Corporate photography seems to follow a general set of rules which are to empower an individual but also make them seem approachable, represent and empower the company they represent and sell the product/brand they offer.

There are several exceptions, such as Richard Branson who seems to thoroughly enjoy his publicity in the media. He does not conform to the expectations when it comes to corporate photography. He refuses to wear suits, ties or to pose in a conventional way for a business icon. However, the style of lighting and general photography follows the same guidelines as conventional business photography.

Other exceptions include the likes of Sir Alan Sugar who always appears far more empowered than is strictly necessary in his photographs. This would be due to his participation in the entertainment side of mainstream media. His reputation as the ‘hard to please’ badass of business mostly earned it’s fame from ‘The Apprentice’ series and this is often reflected within his portraits.

kjohnnyw:

These two shots are from our first location flash lesson. We went outside of the university just in front of the O2 arena with one ranger flash unit. I was first to shoot in our group, I wanted to get shots with the pillars and poles from the O2 arc and the fountains on the floor. I also wanted to photograph the sun as it was at a beautiful angle by the time we went out to shoot.
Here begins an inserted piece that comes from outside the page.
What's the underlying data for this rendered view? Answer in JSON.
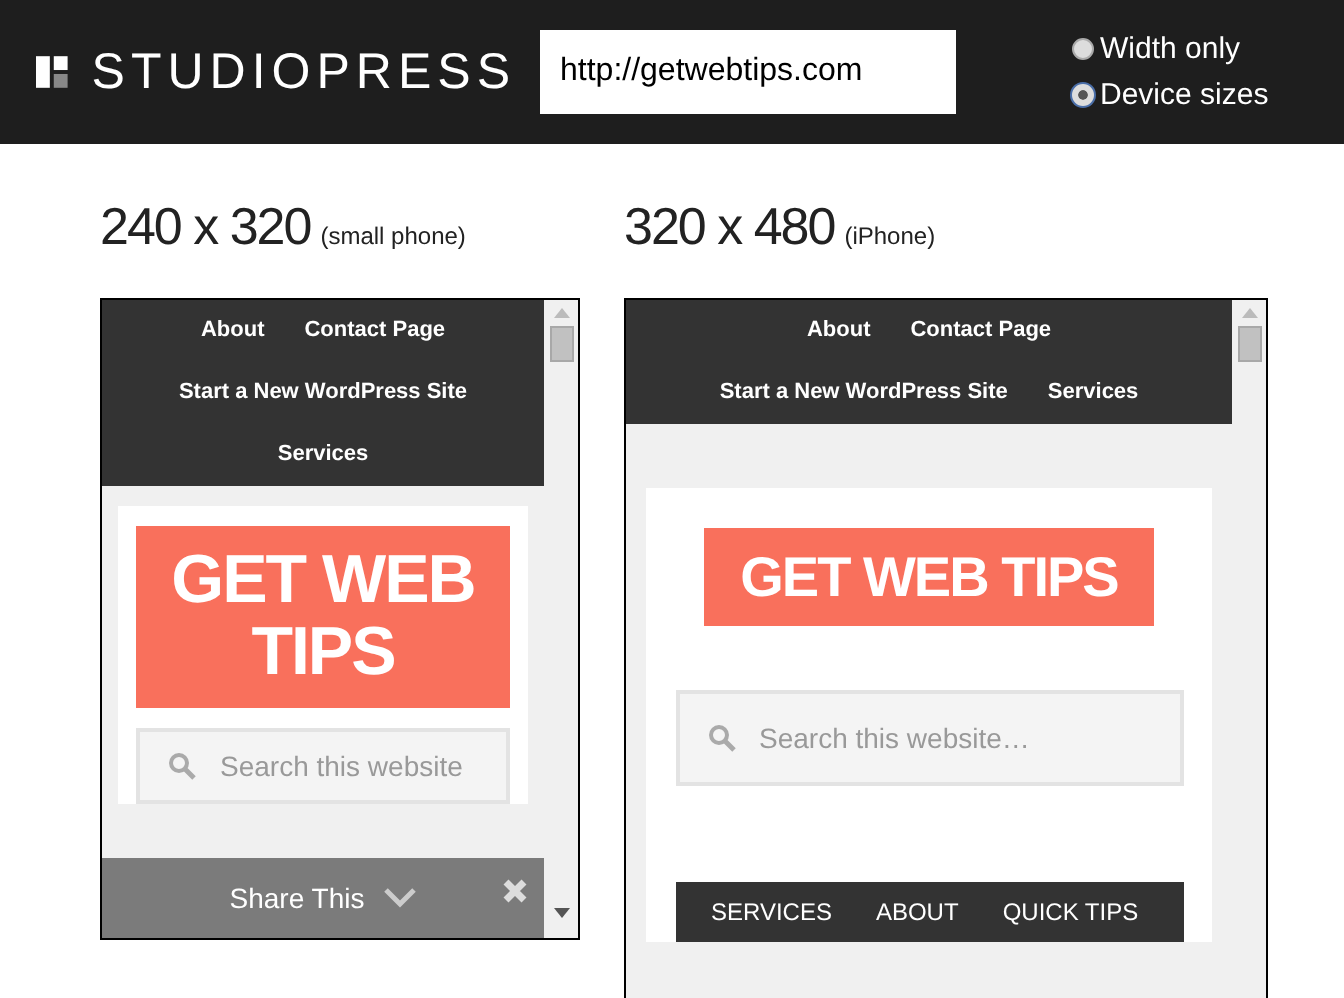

I tried both high and low angles for the shoot and found that both perspectives can work depending on the feel of the shot you’re trying to capture. I found that the better shots were more dramatic exposures where clouds and the sun add an atmospheric dynamic, shoot from a lower angle to capture more of the location whilst keeping the subject the main focus of the shot.